For there to be a quantum movement of so-called progress, there has to be some kind of change involved, and that change cannot be as small as brothers-in-law fighting. There has to be a discernible difference such as race, religion, political persuasion, locale, etc. They intermingle, and they are no longer the homogeneous group they were to start with. They are now the original group AND the new group. It is only in this way that real change occurs and that progress is made. One group must move into an area that is foreign to them. They have to move in and conquer. You think, "Well, I'd prefer to stay home. There's no sense in getting too wild at this stage of my life. A person could get hurt. Something terrible could happen."

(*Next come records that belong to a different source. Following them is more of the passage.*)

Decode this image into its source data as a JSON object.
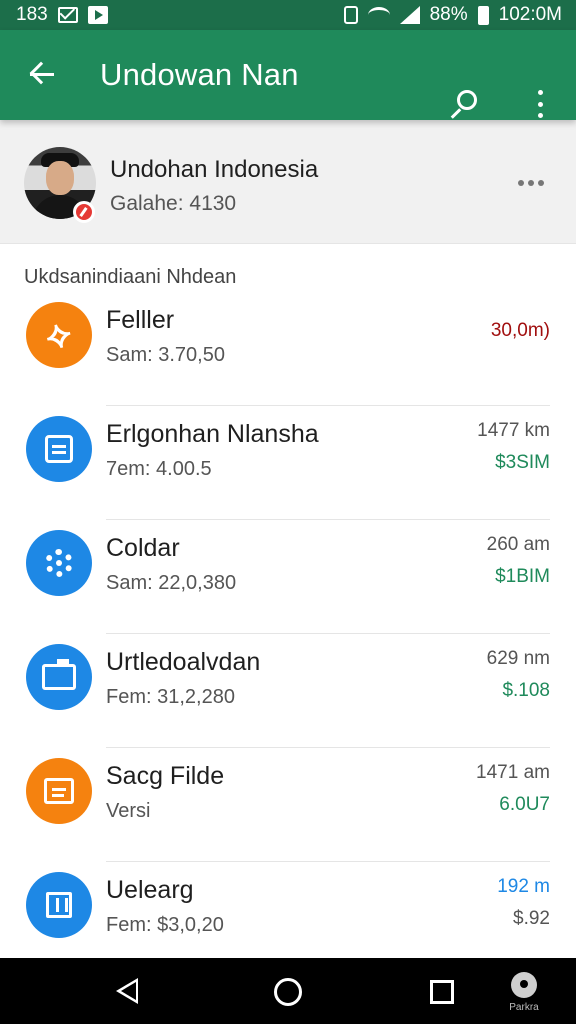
{
  "status_bar": {
    "time_left": "183",
    "battery_percent": "88%",
    "time_right": "102:0M"
  },
  "app_bar": {
    "title": "Undowan Nan"
  },
  "account": {
    "name": "Undohan Indonesia",
    "subtitle": "Galahe: 4130"
  },
  "section": {
    "label": "Ukdsanindiaani Nhdean"
  },
  "items": [
    {
      "title": "Felller",
      "subtitle": "Sam: 3.70,50",
      "meta": "",
      "value": "30,0m)",
      "value_color": "#a10f0f",
      "icon": "orange-fingerprint-icon",
      "icon_bg": "orange"
    },
    {
      "title": "Erlgonhan Nlansha",
      "subtitle": "7em: 4.00.5",
      "meta": "1477 km",
      "value": "$3SIM",
      "value_color": "#1f8a5b",
      "icon": "clipboard-icon",
      "icon_bg": "blue"
    },
    {
      "title": "Coldar",
      "subtitle": "Sam: 22,0,380",
      "meta": "260 am",
      "value": "$1BIM",
      "value_color": "#1f8a5b",
      "icon": "gear-icon",
      "icon_bg": "blue"
    },
    {
      "title": "Urtledoalvdan",
      "subtitle": "Fem: 31,2,280",
      "meta": "629 nm",
      "value": "$.108",
      "value_color": "#1f8a5b",
      "icon": "folder-icon",
      "icon_bg": "blue"
    },
    {
      "title": "Sacg Filde",
      "subtitle": "Versi",
      "meta": "1471 am",
      "value": "6.0U7",
      "value_color": "#1f8a5b",
      "icon": "printer-icon",
      "icon_bg": "orange"
    },
    {
      "title": "Uelearg",
      "subtitle": "Fem: $3,0,20",
      "meta": "192 m",
      "value": "$.92",
      "value_color": "#555555",
      "icon": "home-icon",
      "icon_bg": "blue",
      "meta_color": "#1e88e5"
    }
  ],
  "nav_bar": {
    "extra_label": "Parkra"
  }
}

As I mentioned recently, you should be continually producing your own self-imposed pressure, your own kind of new extreme. It could be anything, and you shouldn't wait for me to give you something to do. You can get close to what is apparently E. It should be a near-irrelevant task. You should be continually attempting to either gain or lose weight, to run a half-mile further every month than you did the previous month. You should be attempting something like literally memorizing all the parts to Hamlet, not in some vague, undisciplined way, but similarly to the way you would undertake change in the Red Circuit. A certain amount of minimum effort would be required each day if you were to meet the deadline. You could borrow a piano or guitar and commit yourself to learning all the scales forwards and backwards in one month. Or you could learn how to play a particular song from beginning to end. Or as soon as you get out of bed in the morning, drop to the floor and try to do forty push-ups nonstop. That's something that you can do. Then when you can do forty, increase the number or change to a different activity. You are missing a real opportunity, if not the real excitement that I've been talking about, if you do not attempt these kinds of things.
You should be continually involved in a secret, self imposed, pressurized task. The process of doing it will not produce a new state of consciousness per se, and it will not turn you into an enlightened being of some kind, but if you're not doing at least that, you're not doing anything. You should be at the point where you can hear what I'm saying. What you undertake should be secretive. You shouldn't be talking about it to anyone. It's nobody's business. It can be an apparently irrelevant activity, but it must require effort.